Our students and staff come from all over the world. Many students in the Faculty of Management come from China. The names of these students and staff can be hard to understand for those who do not know Chinese. The Chinese language contains over 80,000 characters. In English, the Chinese names are in pinyin.
Unfortunately, the English translation does not have the tones used in Chinese. The 26 letters of the alphabet cannot show the beautiful and unique qualities of the Chinese name. In Chinese characters, names might tell the good fortunes the family hopes for, a meaningful location, or whether the person is male or female. While Chinese names might appear to be similar in the English alphabet, in Chinese characters, these names are more individual.
In China, 85% of the population uses one of the top 100 surnames. The most common Chinese surnames are Li, Wang, Zhang, Liu, and Chen. In English, the given name comes first, but in Chinese the family name comes first.
The given name combined with the family name creates an individual name. For example, fourth year student Miranda Ding’s Chinese name is Xueqian Ding. Miranda was born during a snowstorm, and her parents used two Chinese characters, xue, meaning “snow”, with qian, meaning “beautiful”, to create her unique name. In the Chinese character, Professor Jing (Jenny) Chen’s given name 静 indicates that she is female, and the name holds the meaning quiet, silent, or calm.

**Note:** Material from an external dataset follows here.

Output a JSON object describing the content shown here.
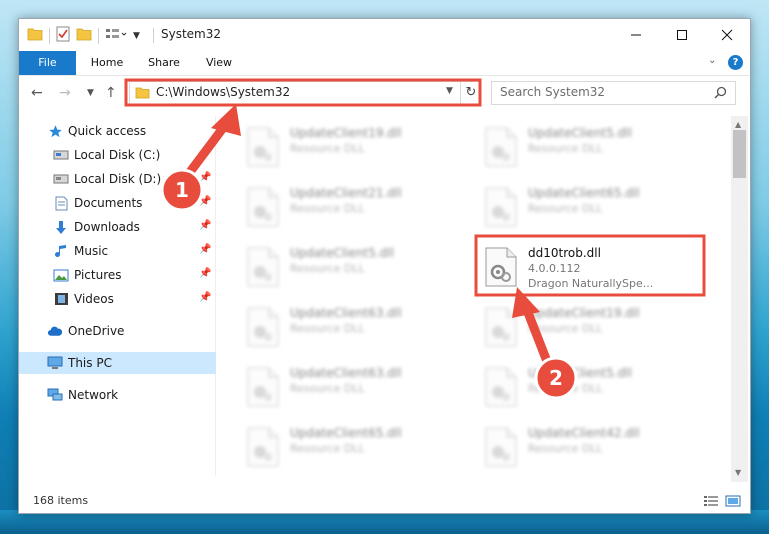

Shiying Liu, the fall term co-op student for ISSP, has a name that encompasses her parents’ dreams for her. Shi (诗) means “poetry”. Her parents used Shi (诗) as the first character of her name in hopes that she can be a person rich in culture and knowledge. Ying (颖) means something unique or innovation, which symbolizes her parents’ hope that she be talented and smart. Shiying says, “Most Chinese people will say my name Shiying Liu (柳诗颖) is filled with the feeling of poetic beauty.”
Danjun (Eva) Cheng’s name also embodies the characteristics her family hopes she will carry with her. Eva explains,“Dan (丹) from means peony which is one kind of flower. This kind of flower represents beauty, elegance, noble temperament and wealth in China, so my parents wish I can grow up just like the peony. And jun (君), this character means to be an honest man or gentlemen. It used to describe a man before, but nowadays you can use it to praise someone who is upright, sincere, truthful, and never sneaky and who can always have positive attitude and energy, so my parents want me to be this kind of person in the future.”
To help you remember the Chinese name and to learn about your international friends, ask them the story of their names. They will appreciate your interest in the unique story within the rich and beautiful Chinese characters.